He described Kristy as "a wild, speed machine." Libby, he said, "sleeps on the bed. She's a little spoiled-rotten child."

Thirty-six minutes after Petit arrived, four-time champion Martin Buser reached the checkpoint at 7:20 p.m. At 8 p.m., two-time champ Mitch Seavey arrived in third place, the first of four mushers who arrived in an 11-minute span.

While Petit piled straw on his dogs outside before sitting down for his five-course meal, he said he didn't expect to be in the lead. He passed Buser on the trail, while Buser was giving snacks to his dogs, but he said he still expected at least one other team to be ahead of him. It wasn't until he asked a snowmachiner outside of Tanana about the lineup that he learned of his lead.

Petit said "it was an honor to be the first musher to the Yukon."

"You get a little extra adrenaline from being out front," he said. "I learned that from Jim Lanier, the guy that got me into this mess. He told me, when I ran his dog team for my first race ever, he said, 'Whatever you do, the further back you are the more sour mushers and more sour dog teams are around. So it's better for my dog team for you to not be toward the back of the pack.' "

This is Petit's seventh Iditarod. He placed seventh last year.

Inside the checkpoint Tuesday, Petit asked a resident to eat with him, and the community chose village elder Blanche Edwin. Residents and the media watched and asked questions as the duo dined. Staff from the Lakefront Anchorage hotel cooked the meal on two nearby burners, preparing most of it ahead of time and flying it into the checkpoint in a cooler.

Petit said that since he left Fairbanks on Monday, he had eaten doughnuts, a Subway sandwich and "lots of Almond Joys" — so the gourmet dinner was a welcome change.

His goal for the rest of the race, he said, "is to keep that dog team beautiful."
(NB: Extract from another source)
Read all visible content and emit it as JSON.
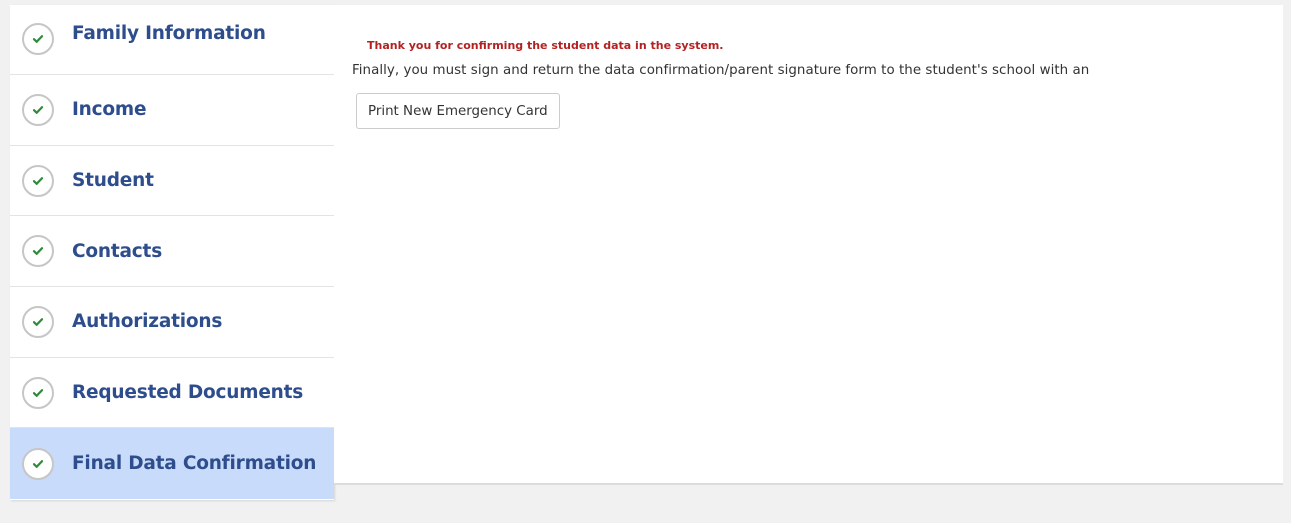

During dinner, Petit said he didn't yet know how long he would stay in Tanana — it could be anywhere from six to 24 hours, he said.

Each year, the first musher to reach the Yukon River wins the "First Musher to the Yukon Award," sponsored by the Lakefront Anchorage hotel. The prize includes $3,500 in one-dollar bills and a five-course meal with wine pairings. Here's this year's menu:

● Alaska cioppino, featuring Alaska razor clams, Bristol Bay red king crab and spotted shrimp sautéed with garlic and onion in a tomato broth;

● Sundried cranberry, pear and gorgonzola salad;

● Smoked duck and prosciutto;

● Lamb loin chops pan seared with shallots and wild mushrooms flambéed with Yukon Jack Canadian whisky, finished with a Madeira apple mint demi-glace and plated alongside sautéed asparagus tips and a Yukon Gold potato cake;

● Mango sorbet with blood orange gelée.


Tegan Hanlon

Tegan Hanlon was a reporter for the Anchorage Daily News between 2013 and 2019. She now reports for Alaska Public Media.